US most attractive M&A target country, finds annual EY report

21 October 2019 2 min. read
More news on

Despite geopolitical and economic headwinds, global executives are bullish on mergers and acquisitions activity, according to EY’s 21st Global Capital Confidence Barometer. A majority of global firms (52%) plan to acquire in the next 12 months, with the US sitting as the most attractive location for M&A investment.

Overall, global executives are not perturbed by the likelihood of recession, with 54% not expecting an economic downturn in the near- to mid-term. US executives are the most bullish, with 78% not expecting a downturn. Opinions are less rosy in Europe, however, with 80% of German executives expecting a downturn, and 62% of UK executives.

The EY survey found that companies are managing tariff and trade issues, with 64% actively planning to mitigate impacts through reconfigured supply chains and relocated production.

Perhaps due to their optimistic economic outlook – as well as a continuing desire for technology and talent – the surveyed executives forecast buoyant M&A activity over the next year. Fifty-five percent expect an increase in megadeals topping $10 billion, 72% do not expect a slowdown in overall M&A activity, and 71% expect an increase in cross-border dealmaking.

US most attractive M&A target country, find annual EY report

Respondents tagged the US as the preferred destination for M&A investment, while the UK ranked second despite Brexit uncertainties. Germany, China, and Canada rounded out the top five.

"The ongoing trade issues in a number of the major economies have not caused dealmakers to shelve plans,” Steve Krouskos, EY Global vice chair of transaction advisory services, said. “The imperative to transform outweighs the risk of uncertainty.
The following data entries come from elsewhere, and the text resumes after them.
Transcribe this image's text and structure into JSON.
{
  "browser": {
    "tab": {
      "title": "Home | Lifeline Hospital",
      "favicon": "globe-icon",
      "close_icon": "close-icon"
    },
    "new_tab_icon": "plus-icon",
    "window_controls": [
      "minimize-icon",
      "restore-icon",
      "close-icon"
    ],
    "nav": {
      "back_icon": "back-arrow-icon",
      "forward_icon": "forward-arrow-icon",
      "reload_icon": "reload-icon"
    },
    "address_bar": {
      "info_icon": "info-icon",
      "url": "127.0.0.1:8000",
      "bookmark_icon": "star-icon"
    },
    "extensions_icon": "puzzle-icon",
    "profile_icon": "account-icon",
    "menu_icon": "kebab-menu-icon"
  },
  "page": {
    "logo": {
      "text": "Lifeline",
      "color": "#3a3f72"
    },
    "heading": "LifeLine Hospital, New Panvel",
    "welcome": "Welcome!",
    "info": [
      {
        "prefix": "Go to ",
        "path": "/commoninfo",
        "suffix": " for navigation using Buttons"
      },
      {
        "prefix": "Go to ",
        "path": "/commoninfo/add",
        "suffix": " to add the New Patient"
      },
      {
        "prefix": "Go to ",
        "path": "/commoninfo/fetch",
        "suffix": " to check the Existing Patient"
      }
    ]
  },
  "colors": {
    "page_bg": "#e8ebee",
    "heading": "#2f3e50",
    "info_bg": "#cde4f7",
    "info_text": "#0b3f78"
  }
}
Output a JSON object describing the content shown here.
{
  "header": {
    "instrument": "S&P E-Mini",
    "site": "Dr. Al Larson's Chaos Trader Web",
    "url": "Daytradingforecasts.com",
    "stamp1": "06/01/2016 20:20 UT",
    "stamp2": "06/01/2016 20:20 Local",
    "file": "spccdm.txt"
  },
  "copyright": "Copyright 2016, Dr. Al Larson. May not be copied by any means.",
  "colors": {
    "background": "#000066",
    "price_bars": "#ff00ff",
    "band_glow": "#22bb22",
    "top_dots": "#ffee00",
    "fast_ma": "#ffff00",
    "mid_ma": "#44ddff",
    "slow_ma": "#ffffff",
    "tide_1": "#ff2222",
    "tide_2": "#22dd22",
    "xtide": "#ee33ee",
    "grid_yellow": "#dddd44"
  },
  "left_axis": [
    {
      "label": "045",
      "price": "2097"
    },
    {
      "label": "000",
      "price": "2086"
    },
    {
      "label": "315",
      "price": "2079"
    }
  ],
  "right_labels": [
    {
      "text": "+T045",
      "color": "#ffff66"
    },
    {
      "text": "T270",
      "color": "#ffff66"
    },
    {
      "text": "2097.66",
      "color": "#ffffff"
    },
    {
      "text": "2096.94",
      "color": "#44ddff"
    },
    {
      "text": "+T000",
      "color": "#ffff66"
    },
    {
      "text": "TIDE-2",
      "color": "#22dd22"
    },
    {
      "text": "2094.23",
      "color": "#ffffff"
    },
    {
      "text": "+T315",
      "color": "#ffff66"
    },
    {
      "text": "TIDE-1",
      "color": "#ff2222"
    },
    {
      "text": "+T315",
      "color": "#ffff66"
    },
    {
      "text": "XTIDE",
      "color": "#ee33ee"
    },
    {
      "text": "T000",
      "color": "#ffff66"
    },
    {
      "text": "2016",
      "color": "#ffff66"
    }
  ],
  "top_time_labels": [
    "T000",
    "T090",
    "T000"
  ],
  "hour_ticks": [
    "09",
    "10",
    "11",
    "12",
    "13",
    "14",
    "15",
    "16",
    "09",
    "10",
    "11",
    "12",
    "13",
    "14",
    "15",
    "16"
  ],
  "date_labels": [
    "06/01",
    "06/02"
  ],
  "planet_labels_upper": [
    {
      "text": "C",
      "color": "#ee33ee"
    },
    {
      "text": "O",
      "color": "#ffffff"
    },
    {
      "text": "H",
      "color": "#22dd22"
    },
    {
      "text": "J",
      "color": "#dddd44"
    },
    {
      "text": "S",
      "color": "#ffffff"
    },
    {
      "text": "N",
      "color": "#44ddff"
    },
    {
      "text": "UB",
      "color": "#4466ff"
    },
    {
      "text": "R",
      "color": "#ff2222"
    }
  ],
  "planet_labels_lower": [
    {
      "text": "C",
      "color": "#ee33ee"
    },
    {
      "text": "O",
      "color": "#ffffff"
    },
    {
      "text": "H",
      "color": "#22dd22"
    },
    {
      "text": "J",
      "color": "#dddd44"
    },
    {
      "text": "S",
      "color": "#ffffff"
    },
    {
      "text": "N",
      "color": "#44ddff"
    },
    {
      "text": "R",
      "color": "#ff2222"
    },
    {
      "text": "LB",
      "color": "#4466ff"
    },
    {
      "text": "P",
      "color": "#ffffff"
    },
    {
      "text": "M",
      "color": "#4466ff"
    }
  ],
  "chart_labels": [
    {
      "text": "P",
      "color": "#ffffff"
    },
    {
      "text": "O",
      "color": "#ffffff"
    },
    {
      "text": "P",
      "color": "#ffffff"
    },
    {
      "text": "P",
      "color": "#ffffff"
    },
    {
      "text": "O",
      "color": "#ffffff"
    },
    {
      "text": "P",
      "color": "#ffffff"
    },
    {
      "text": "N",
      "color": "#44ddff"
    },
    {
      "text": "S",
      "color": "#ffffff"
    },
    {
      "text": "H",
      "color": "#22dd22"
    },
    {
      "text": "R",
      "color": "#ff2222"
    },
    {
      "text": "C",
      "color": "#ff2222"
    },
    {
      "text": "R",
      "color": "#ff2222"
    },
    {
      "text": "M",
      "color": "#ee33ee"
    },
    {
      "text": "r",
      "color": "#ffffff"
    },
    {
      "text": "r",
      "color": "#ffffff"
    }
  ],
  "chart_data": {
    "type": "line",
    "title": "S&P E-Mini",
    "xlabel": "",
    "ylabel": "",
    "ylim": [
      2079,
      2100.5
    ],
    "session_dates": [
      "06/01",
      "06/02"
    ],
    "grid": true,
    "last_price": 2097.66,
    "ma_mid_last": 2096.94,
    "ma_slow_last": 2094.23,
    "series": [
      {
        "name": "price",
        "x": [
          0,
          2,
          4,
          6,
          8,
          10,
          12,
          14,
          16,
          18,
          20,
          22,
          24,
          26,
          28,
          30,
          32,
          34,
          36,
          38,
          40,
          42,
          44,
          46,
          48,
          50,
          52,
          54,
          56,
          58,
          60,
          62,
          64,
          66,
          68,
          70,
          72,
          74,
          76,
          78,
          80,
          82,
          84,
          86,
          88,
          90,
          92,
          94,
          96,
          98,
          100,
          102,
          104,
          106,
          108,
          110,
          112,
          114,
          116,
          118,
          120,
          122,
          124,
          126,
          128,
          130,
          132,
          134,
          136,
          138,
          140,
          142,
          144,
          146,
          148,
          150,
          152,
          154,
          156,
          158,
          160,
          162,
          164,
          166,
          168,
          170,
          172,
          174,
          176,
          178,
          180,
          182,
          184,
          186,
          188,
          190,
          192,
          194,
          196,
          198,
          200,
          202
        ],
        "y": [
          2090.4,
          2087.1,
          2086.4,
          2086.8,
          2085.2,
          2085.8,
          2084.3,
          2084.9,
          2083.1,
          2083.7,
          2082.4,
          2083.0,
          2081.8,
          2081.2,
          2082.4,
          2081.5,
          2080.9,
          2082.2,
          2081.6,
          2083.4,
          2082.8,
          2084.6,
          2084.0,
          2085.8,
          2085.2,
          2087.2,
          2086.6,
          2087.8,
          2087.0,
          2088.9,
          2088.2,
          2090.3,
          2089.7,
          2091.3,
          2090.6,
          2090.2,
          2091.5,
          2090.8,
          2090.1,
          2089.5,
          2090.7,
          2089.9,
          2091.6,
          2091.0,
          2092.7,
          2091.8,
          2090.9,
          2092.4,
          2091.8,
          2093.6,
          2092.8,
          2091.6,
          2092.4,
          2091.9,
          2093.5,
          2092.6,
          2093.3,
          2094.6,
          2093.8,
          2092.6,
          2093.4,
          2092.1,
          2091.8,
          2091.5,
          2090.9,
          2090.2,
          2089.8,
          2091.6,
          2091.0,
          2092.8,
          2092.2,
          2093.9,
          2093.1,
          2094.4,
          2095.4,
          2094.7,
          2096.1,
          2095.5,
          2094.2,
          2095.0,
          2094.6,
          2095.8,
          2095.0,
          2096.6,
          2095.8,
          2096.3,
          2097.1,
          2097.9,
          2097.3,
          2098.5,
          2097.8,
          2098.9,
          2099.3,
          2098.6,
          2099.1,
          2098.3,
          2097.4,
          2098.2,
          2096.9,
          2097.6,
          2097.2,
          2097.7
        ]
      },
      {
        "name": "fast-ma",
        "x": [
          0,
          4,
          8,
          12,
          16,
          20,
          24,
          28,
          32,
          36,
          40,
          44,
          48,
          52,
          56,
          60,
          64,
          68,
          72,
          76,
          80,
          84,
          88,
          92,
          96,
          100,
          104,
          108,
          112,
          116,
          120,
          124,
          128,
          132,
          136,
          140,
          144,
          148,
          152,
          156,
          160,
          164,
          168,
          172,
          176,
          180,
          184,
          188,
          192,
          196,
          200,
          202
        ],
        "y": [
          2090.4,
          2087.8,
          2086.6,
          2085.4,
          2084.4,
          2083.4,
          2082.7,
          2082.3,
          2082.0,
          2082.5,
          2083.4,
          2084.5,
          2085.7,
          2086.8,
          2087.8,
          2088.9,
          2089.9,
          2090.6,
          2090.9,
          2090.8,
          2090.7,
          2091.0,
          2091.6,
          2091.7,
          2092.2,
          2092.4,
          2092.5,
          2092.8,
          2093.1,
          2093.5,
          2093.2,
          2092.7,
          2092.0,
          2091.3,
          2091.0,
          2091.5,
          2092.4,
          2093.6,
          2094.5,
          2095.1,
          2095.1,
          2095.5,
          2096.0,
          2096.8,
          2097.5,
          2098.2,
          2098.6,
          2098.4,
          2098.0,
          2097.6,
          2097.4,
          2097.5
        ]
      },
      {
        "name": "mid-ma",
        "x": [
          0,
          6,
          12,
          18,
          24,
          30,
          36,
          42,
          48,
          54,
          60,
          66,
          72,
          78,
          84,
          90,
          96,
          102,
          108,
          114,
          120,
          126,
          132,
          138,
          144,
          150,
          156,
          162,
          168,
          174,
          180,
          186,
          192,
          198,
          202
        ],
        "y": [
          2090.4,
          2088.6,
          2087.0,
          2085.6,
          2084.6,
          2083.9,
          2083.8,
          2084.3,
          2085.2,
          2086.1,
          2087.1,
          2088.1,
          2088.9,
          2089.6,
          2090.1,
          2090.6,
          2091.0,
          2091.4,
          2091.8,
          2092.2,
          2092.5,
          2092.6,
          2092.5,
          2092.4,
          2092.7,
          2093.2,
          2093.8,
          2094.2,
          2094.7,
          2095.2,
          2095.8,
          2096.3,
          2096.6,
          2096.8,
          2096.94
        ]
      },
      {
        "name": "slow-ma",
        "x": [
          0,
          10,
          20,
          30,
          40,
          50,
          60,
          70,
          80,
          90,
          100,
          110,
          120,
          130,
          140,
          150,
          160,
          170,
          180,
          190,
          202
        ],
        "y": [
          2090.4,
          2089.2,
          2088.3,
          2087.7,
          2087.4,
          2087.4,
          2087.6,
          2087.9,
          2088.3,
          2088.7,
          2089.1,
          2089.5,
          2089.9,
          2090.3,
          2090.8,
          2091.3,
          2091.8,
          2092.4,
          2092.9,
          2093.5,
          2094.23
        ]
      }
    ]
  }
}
As long as this continues, the drumbeat for M&A will go on. Deals continue to be powerful means to reshape portfolios and accelerate the transformation imperative facing CEOs.”

Sixty-three percent of global execs said they plan to allocate more than 25% of investment capital to technology, focusing mostly on solutions that drive top-line growth. A majority (56%) noted they would invest in tech through acquisition, joint ventures, or external venture funds.

Nearly two-thirds (61%) said they were having difficulty sourcing the right skills and talent, with German (72%) and UK (66%) respondents struggling more than the global average.

"In terms of investing in technology, the answer to the buy-versus-build question for most companies is tilting toward buy," Krouskos added. “At the same time, the shortage of talent is a constraint on growth and acquiring the skills needed to underpin future growth is increasingly part of the current M&A story."